INSTRUCTIONS FOR THE TASK -
Among the entries that follow, some lines contain the word "storage". Show all of them.

[SOURCE MATERIAL — start]

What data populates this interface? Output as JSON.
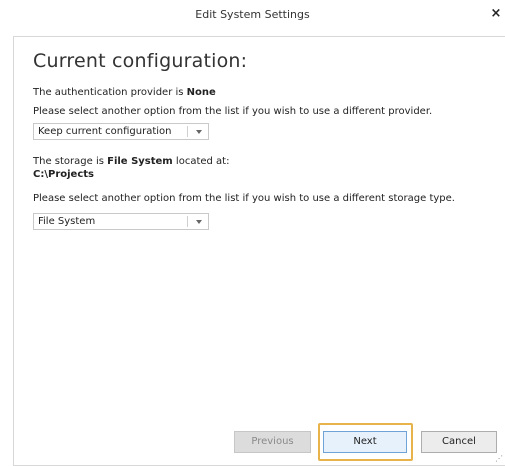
{
  "window": {
    "title": "Edit System Settings",
    "close_glyph": "×"
  },
  "main": {
    "heading": "Current configuration:",
    "auth": {
      "prefix": "The authentication provider is",
      "value": "None",
      "instruction": "Please select another option from the list if you wish to use a different provider.",
      "dropdown_value": "Keep current configuration"
    },
    "storage": {
      "prefix": "The storage is",
      "type": "File System",
      "suffix": "located at:",
      "path": "C:\\Projects",
      "instruction": "Please select another option from the list if you wish to use a different storage type.",
      "dropdown_value": "File System"
    }
  },
  "footer": {
    "previous_label": "Previous",
    "next_label": "Next",
    "cancel_label": "Cancel"
  },
  "icons": {
    "close": "close-icon",
    "dropdown_arrow": "chevron-down-icon",
    "resize_grip": "resize-grip-icon"
  },
  "colors": {
    "focus_ring": "#e8b34a",
    "next_button_bg": "#e7f1fb",
    "previous_button_bg": "#dcdcdc"
  }
}
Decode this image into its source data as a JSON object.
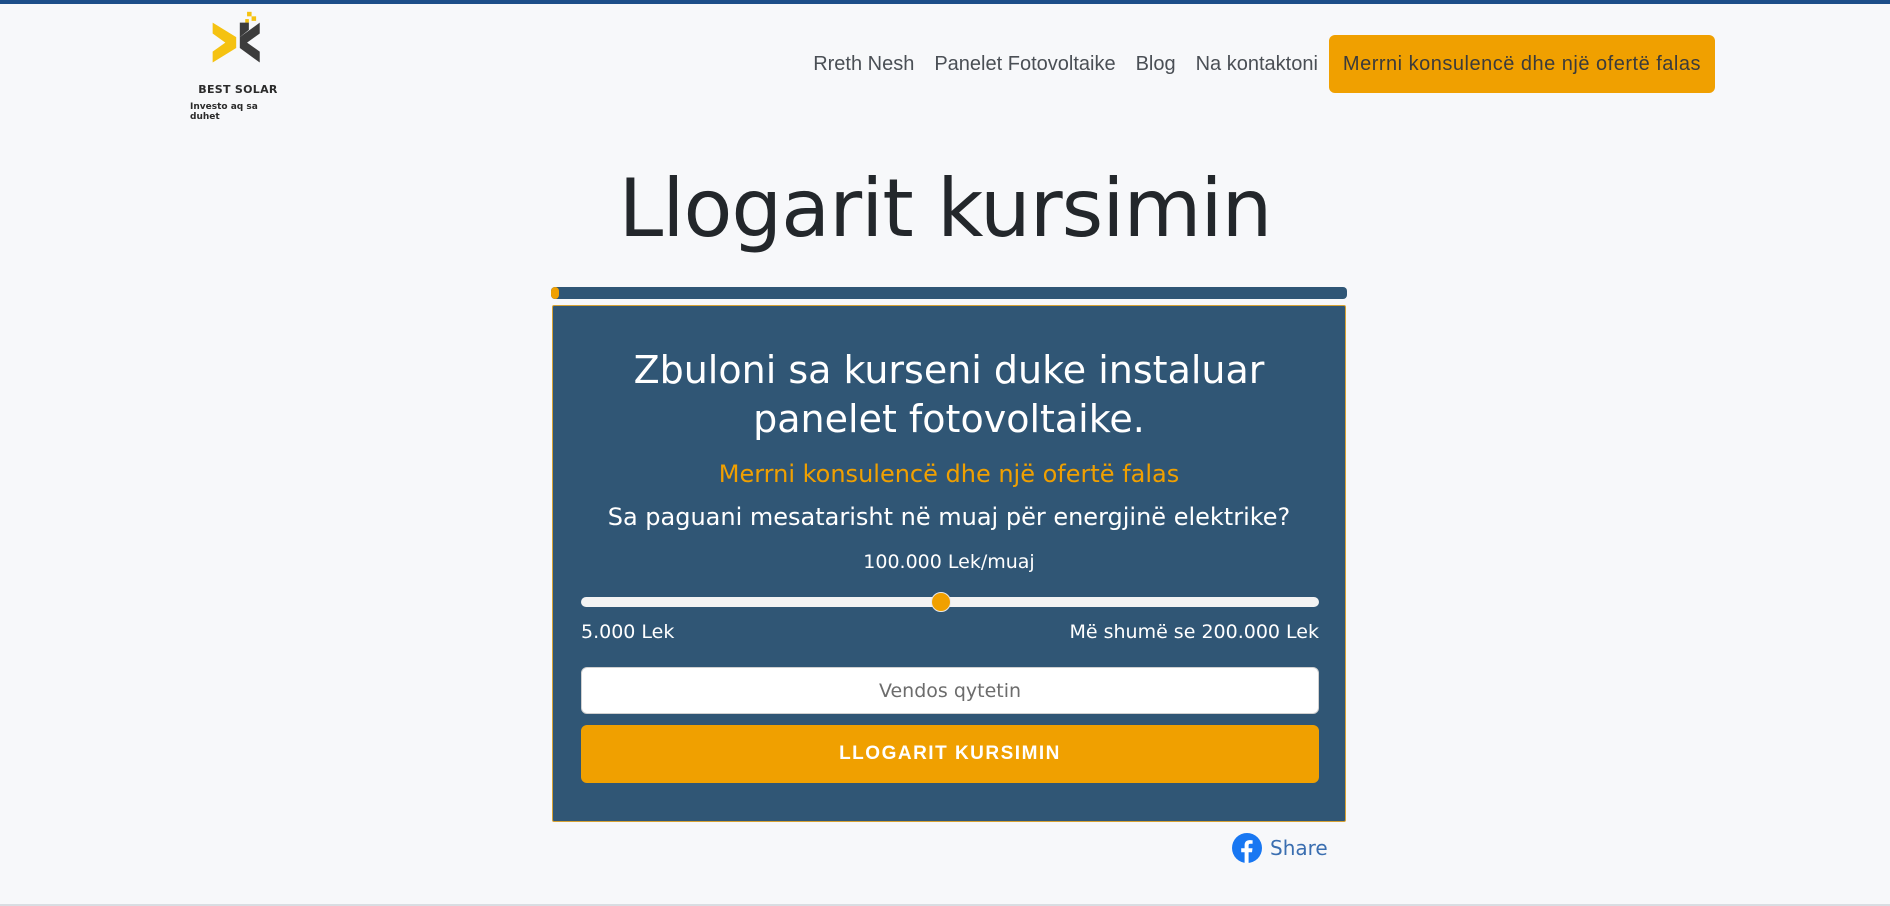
{
  "logo": {
    "brand": "BEST SOLAR",
    "tagline": "Investo aq sa duhet",
    "colors": {
      "yellow": "#f5c211",
      "dark": "#3c3c3c"
    }
  },
  "nav": {
    "items": [
      {
        "label": "Rreth Nesh"
      },
      {
        "label": "Panelet Fotovoltaike"
      },
      {
        "label": "Blog"
      },
      {
        "label": "Na kontaktoni"
      }
    ],
    "cta_label": "Merrni konsulencë dhe një ofertë falas"
  },
  "page_title": "Llogarit kursimin",
  "progress": {
    "value_percent": 1
  },
  "card": {
    "heading": "Zbuloni sa kurseni duke instaluar panelet fotovoltaike.",
    "offer": "Merrni konsulencë dhe një ofertë falas",
    "question": "Sa paguani mesatarisht në muaj për energjinë elektrike?",
    "amount_label": "100.000 Lek/muaj",
    "slider": {
      "min": 5000,
      "max": 200000,
      "value": 100000
    },
    "range_min_label": "5.000 Lek",
    "range_max_label": "Më shumë se 200.000 Lek",
    "city_placeholder": "Vendos qytetin",
    "button_label": "LLOGARIT KURSIMIN"
  },
  "share": {
    "label": "Share",
    "icon": "facebook-icon"
  },
  "colors": {
    "accent": "#f0a000",
    "card_bg": "#305675",
    "top_border": "#1d4e89",
    "facebook": "#1877f2"
  }
}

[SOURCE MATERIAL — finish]

TASK RESPONSE -
    "storage": {
      "prefix": "The storage is",
      "instruction": "Please select another option from the list if you wish to use a different storage type.",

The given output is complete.